Sparking Change: electricity consumption, carbon emissions and working time

At a glance:

March 2020


  • A new study from the Autonomy has found that a three-day weekend (4 day week) would reduce UK carbon emissions by 117 thousand tons of CO2 per week (the equivalent to removing over 1.3 million cars off the road annually).


  • Simply making Friday a day off, the UK would reduce its carbon emissions stemming from electricity production by up to 24% – reducing the entire energy sector’s emissions by 5%.


  • This reduction in electricity use would be compounded by the amount of carbon-intensive commuting that would be eliminated due to a four-day week (or three-day weekend). Reduced electricity use and fewer cars on the road would make a serious dent in our carbon footprint.


  • It provides yet another reason why shorter working weeks would swiftly and substantially contribute to meeting the target of reducing the UK’s overall carbon footprint by 7.6% each year for the next decade.

Click here to read or download the paper

Will Stronge, Director of Autonomy, says:  


“This paper is an important intervention into both the debate around working time, but also the debate around the green economy and any plan to decarbonise the UK. Becoming a green, sustainable society will require a number of strategies – a shorter working week being just one of them. Nonetheless, as Denes Csala’s paper and other research has shown, working time reduction is a relatively cheap, yet high-impact strategy for governments to adopt. Meeting our carbon reduction targets is not up for debate – this is the planet that we live on after all.
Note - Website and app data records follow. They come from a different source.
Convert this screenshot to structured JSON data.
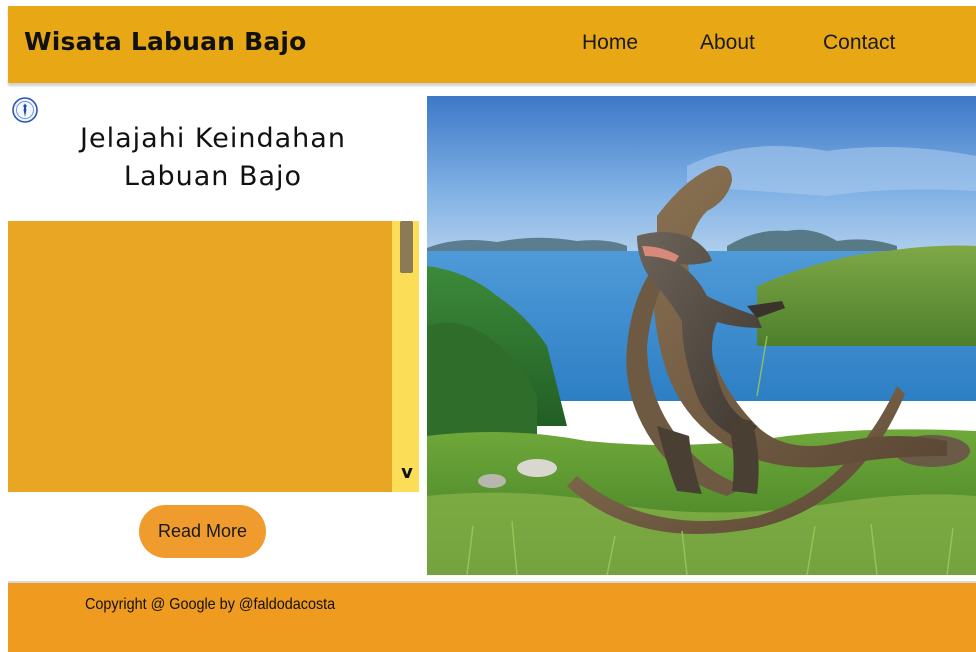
{
  "header": {
    "brand": "Wisata Labuan Bajo",
    "nav": {
      "home": "Home",
      "about": "About",
      "contact": "Contact"
    }
  },
  "hero": {
    "title_line1": "Jelajahi Keindahan",
    "title_line2": "Labuan Bajo",
    "scroll_arrow": "v",
    "read_more": "Read More"
  },
  "footer": {
    "copyright": "Copyright @ Google by @faldodacosta"
  },
  "colors": {
    "header_bg": "#e8a815",
    "panel_bg": "#e9a625",
    "scroll_track": "#fbdd57",
    "button_bg": "#ef9b2d",
    "footer_bg": "#ef9b1f"
  },
  "icons": {
    "logo": "circular-emblem-icon",
    "scroll_down": "chevron-down-icon"
  }
}
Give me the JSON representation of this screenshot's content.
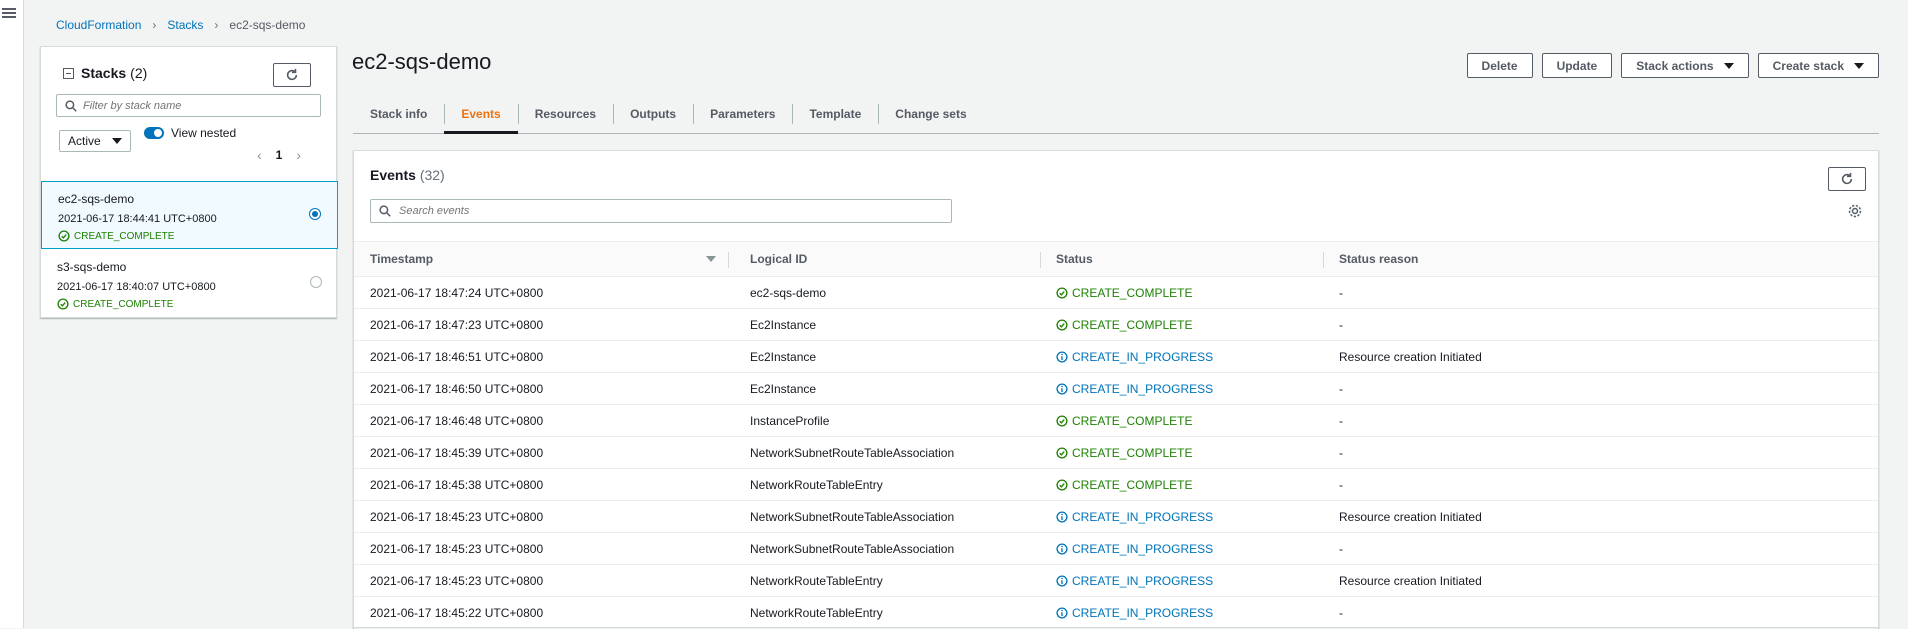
{
  "breadcrumb": [
    "CloudFormation",
    "Stacks",
    "ec2-sqs-demo"
  ],
  "stacks_panel": {
    "title": "Stacks",
    "count": "(2)",
    "filter_placeholder": "Filter by stack name",
    "status_filter": "Active",
    "view_nested_label": "View nested",
    "page": "1",
    "items": [
      {
        "name": "ec2-sqs-demo",
        "timestamp": "2021-06-17 18:44:41 UTC+0800",
        "status": "CREATE_COMPLETE",
        "selected": true
      },
      {
        "name": "s3-sqs-demo",
        "timestamp": "2021-06-17 18:40:07 UTC+0800",
        "status": "CREATE_COMPLETE",
        "selected": false
      }
    ]
  },
  "header": {
    "title": "ec2-sqs-demo",
    "buttons": {
      "delete": "Delete",
      "update": "Update",
      "stack_actions": "Stack actions",
      "create_stack": "Create stack"
    }
  },
  "tabs": [
    "Stack info",
    "Events",
    "Resources",
    "Outputs",
    "Parameters",
    "Template",
    "Change sets"
  ],
  "active_tab": "Events",
  "events": {
    "title": "Events",
    "count": "(32)",
    "search_placeholder": "Search events",
    "columns": [
      "Timestamp",
      "Logical ID",
      "Status",
      "Status reason"
    ],
    "rows": [
      {
        "timestamp": "2021-06-17 18:47:24 UTC+0800",
        "logical_id": "ec2-sqs-demo",
        "status": "CREATE_COMPLETE",
        "reason": "-"
      },
      {
        "timestamp": "2021-06-17 18:47:23 UTC+0800",
        "logical_id": "Ec2Instance",
        "status": "CREATE_COMPLETE",
        "reason": "-"
      },
      {
        "timestamp": "2021-06-17 18:46:51 UTC+0800",
        "logical_id": "Ec2Instance",
        "status": "CREATE_IN_PROGRESS",
        "reason": "Resource creation Initiated"
      },
      {
        "timestamp": "2021-06-17 18:46:50 UTC+0800",
        "logical_id": "Ec2Instance",
        "status": "CREATE_IN_PROGRESS",
        "reason": "-"
      },
      {
        "timestamp": "2021-06-17 18:46:48 UTC+0800",
        "logical_id": "InstanceProfile",
        "status": "CREATE_COMPLETE",
        "reason": "-"
      },
      {
        "timestamp": "2021-06-17 18:45:39 UTC+0800",
        "logical_id": "NetworkSubnetRouteTableAssociation",
        "status": "CREATE_COMPLETE",
        "reason": "-"
      },
      {
        "timestamp": "2021-06-17 18:45:38 UTC+0800",
        "logical_id": "NetworkRouteTableEntry",
        "status": "CREATE_COMPLETE",
        "reason": "-"
      },
      {
        "timestamp": "2021-06-17 18:45:23 UTC+0800",
        "logical_id": "NetworkSubnetRouteTableAssociation",
        "status": "CREATE_IN_PROGRESS",
        "reason": "Resource creation Initiated"
      },
      {
        "timestamp": "2021-06-17 18:45:23 UTC+0800",
        "logical_id": "NetworkSubnetRouteTableAssociation",
        "status": "CREATE_IN_PROGRESS",
        "reason": "-"
      },
      {
        "timestamp": "2021-06-17 18:45:23 UTC+0800",
        "logical_id": "NetworkRouteTableEntry",
        "status": "CREATE_IN_PROGRESS",
        "reason": "Resource creation Initiated"
      },
      {
        "timestamp": "2021-06-17 18:45:22 UTC+0800",
        "logical_id": "NetworkRouteTableEntry",
        "status": "CREATE_IN_PROGRESS",
        "reason": "-"
      }
    ]
  },
  "colors": {
    "link": "#0073bb",
    "success": "#1d8102",
    "in_progress": "#0073bb",
    "active_tab": "#ec7211"
  },
  "icons": [
    "menu-icon",
    "chevron-right-icon",
    "refresh-icon",
    "search-icon",
    "caret-down-icon",
    "check-circle-icon",
    "info-circle-icon",
    "gear-icon"
  ]
}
We hope that nuanced research such as this can help track a path as to how to get there efficiently and in a way that works for the country as a whole”